3. Newt and Perry miscalculated. Hitting Romney on his corporate raiding at Bain may have made great TV, and the Obama campaign team surely enjoyed it, but as a way to win over movement conservatives, e strategy could prove to be a mistake. Sure, regular Joes will relate to the message and it could sour them on Mitt, but the attacks failed to stop Mitt in New Hampshire, didn’t help Newt, and may have alienated Newt and Perry from conservative opinion leaders oversize in a position to bolster either candidate for the next big contest to come, in South Carolina. Seeming to be “against capitalism” is no way to make friends with Rush Limbaughisms and Fox News.

4. Jon Huntsman is done. This has always been true, but it can’t be said enough. Now that Hunts got beat in the one stae he really campaigned in … By Ron Paul, maybe my media friends will stop dreaming that dream and let Captain Beefheart go.

Please visit the Reid Report.

5. The only real anti-Romney candidate is Ron Paul. He’s the only one with a significant constituency that’s distinct from Romney’s. Mitt beat two Catholic candidates — Gingrich and Santorum – among Catholics; he won tea partiers and indies, and he’s still got those old folks. There’s a third party opportunity for Paul in November if he wants it. Now the only question is, does he want it, or would he rather try to influence the platform and pave the way for Rand.

Peter Schorsch is the President of Extensive Enterprises and is the publisher of some of Florida’s most influential new media websites, including SaintPetersBlog.com, FloridaPolitics.com, ContextFlorida.com, and Sunburn, the morning read of what’s hot in Florida politics. SaintPetersBlog has for three years running been ranked by the Washington Post as the best state-based blog in Florida. In addition to his publishing efforts, Peter is a political consultant to several of the state’s largest governmental affairs and public relations firms.
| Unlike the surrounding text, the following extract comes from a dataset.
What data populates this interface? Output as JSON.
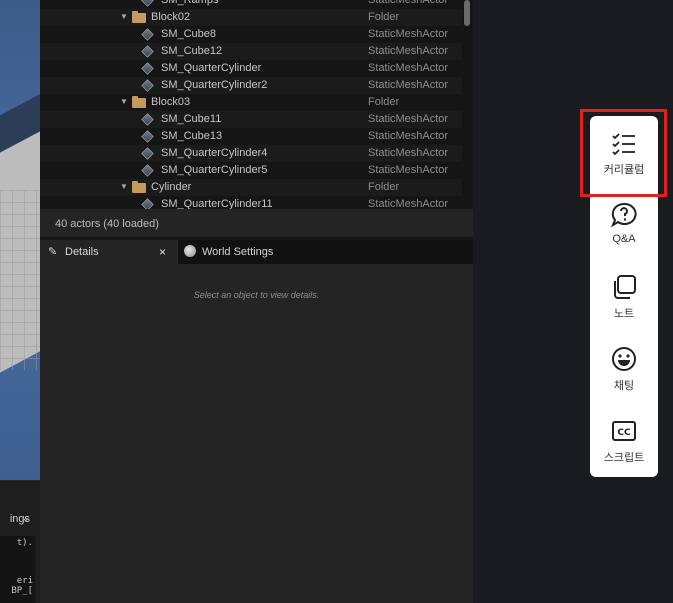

Peter lives in St. Petersburg with his wife, Michelle, and their daughter, Ella.